** SOURCE MATERIAL follows **
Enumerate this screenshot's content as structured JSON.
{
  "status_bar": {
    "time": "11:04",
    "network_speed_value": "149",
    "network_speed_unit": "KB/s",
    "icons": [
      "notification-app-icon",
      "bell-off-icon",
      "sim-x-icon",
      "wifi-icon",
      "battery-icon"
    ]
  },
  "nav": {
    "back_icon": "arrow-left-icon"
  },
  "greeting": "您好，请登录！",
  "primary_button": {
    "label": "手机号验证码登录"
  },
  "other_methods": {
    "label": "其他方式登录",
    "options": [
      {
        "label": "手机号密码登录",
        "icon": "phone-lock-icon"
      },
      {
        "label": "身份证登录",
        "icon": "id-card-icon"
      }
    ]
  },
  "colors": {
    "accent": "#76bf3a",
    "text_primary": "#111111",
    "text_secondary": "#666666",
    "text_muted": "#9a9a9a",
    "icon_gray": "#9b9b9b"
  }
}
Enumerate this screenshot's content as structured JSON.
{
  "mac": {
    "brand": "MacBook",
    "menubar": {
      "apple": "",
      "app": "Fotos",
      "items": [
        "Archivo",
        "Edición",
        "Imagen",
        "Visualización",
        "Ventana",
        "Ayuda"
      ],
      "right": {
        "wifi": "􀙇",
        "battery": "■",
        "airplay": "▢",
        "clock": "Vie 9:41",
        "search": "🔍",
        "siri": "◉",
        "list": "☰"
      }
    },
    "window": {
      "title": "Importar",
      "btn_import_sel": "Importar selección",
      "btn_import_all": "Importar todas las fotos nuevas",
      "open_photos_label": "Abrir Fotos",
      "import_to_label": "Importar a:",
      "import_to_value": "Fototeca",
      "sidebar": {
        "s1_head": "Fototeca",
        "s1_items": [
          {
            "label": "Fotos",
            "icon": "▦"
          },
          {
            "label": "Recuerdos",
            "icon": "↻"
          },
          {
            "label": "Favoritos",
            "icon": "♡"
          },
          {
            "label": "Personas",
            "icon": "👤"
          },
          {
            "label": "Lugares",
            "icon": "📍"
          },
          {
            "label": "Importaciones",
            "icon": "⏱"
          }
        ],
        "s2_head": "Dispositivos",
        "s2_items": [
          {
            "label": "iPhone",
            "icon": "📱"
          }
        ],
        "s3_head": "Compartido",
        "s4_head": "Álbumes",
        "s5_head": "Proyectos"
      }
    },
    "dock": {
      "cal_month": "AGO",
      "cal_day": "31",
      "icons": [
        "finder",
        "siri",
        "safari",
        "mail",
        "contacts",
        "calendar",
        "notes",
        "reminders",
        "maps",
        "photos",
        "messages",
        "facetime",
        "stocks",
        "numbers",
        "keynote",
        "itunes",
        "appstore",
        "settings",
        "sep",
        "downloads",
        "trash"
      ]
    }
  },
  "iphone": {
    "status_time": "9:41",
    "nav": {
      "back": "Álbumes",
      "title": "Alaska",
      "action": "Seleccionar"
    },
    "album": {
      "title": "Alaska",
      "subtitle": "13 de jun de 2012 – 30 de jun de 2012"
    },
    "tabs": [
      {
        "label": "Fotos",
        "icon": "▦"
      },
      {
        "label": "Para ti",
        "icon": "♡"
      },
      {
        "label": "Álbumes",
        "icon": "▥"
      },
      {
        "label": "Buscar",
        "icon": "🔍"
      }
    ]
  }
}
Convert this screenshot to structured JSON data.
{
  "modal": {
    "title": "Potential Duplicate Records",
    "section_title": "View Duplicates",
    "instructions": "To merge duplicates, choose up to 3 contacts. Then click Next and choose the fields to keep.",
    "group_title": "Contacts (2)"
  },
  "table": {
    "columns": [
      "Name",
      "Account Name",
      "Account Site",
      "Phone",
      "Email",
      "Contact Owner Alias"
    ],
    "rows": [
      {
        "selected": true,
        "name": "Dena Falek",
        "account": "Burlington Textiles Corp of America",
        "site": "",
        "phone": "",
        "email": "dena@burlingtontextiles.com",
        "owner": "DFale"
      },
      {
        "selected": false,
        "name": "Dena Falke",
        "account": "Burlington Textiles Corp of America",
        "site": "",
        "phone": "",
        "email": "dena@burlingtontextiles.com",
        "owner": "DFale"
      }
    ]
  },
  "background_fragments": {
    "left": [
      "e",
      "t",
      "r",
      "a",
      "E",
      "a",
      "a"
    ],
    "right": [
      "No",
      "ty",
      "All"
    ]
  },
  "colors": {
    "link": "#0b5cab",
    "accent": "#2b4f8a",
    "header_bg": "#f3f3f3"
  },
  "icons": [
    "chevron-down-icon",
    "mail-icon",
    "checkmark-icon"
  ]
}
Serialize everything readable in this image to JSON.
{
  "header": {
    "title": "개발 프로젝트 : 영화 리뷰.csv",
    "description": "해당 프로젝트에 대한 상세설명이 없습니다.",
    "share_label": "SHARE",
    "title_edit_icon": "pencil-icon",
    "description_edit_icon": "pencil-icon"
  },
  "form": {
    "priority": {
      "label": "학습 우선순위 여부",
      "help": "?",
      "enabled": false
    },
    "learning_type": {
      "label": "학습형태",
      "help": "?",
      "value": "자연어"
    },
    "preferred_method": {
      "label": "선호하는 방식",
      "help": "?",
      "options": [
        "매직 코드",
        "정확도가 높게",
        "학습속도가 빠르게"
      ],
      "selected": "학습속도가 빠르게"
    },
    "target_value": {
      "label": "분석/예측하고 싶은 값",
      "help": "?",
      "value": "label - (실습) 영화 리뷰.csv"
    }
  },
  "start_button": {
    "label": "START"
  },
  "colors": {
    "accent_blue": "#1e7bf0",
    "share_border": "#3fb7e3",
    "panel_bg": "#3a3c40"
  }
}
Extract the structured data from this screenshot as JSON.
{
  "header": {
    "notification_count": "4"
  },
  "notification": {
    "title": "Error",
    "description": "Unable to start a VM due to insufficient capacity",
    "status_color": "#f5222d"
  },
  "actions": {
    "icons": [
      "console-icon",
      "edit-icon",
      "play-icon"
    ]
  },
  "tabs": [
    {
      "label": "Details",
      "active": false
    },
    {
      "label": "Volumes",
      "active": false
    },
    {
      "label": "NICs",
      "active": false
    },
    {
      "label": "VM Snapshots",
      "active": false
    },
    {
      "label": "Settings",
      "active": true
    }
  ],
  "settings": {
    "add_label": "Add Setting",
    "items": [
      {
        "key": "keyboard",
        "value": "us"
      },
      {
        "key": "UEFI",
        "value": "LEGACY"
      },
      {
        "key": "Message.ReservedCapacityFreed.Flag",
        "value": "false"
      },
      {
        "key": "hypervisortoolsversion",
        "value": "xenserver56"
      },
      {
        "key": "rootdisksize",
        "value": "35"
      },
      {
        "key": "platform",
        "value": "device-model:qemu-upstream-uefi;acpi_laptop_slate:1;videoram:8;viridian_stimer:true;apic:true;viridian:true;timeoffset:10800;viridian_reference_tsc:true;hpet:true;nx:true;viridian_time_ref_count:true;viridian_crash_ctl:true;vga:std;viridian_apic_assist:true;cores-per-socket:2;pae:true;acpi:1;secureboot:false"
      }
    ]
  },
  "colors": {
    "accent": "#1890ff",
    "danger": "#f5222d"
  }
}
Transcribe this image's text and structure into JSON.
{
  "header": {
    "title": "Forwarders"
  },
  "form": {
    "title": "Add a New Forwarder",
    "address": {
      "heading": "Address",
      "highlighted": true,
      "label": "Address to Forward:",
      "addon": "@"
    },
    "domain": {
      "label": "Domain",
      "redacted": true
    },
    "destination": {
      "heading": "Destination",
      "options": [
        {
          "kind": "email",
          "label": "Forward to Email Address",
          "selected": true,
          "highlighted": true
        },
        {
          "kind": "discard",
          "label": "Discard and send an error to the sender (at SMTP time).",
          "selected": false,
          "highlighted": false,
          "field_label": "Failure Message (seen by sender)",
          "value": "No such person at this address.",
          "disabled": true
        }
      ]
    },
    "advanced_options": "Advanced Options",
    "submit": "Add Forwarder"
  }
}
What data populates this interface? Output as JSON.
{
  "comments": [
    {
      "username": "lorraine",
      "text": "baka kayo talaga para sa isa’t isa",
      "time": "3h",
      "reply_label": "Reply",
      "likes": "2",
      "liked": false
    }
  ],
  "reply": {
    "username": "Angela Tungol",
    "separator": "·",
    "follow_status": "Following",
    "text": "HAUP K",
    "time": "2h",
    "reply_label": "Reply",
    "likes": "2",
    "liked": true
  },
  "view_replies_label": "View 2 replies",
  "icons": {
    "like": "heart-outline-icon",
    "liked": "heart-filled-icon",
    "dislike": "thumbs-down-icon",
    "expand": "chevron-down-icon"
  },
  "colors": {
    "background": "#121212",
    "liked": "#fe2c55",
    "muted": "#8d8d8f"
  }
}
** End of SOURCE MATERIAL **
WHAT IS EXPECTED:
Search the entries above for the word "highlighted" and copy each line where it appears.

TASK ANSWER:
      "highlighted": true,
          "highlighted": true
          "highlighted": false,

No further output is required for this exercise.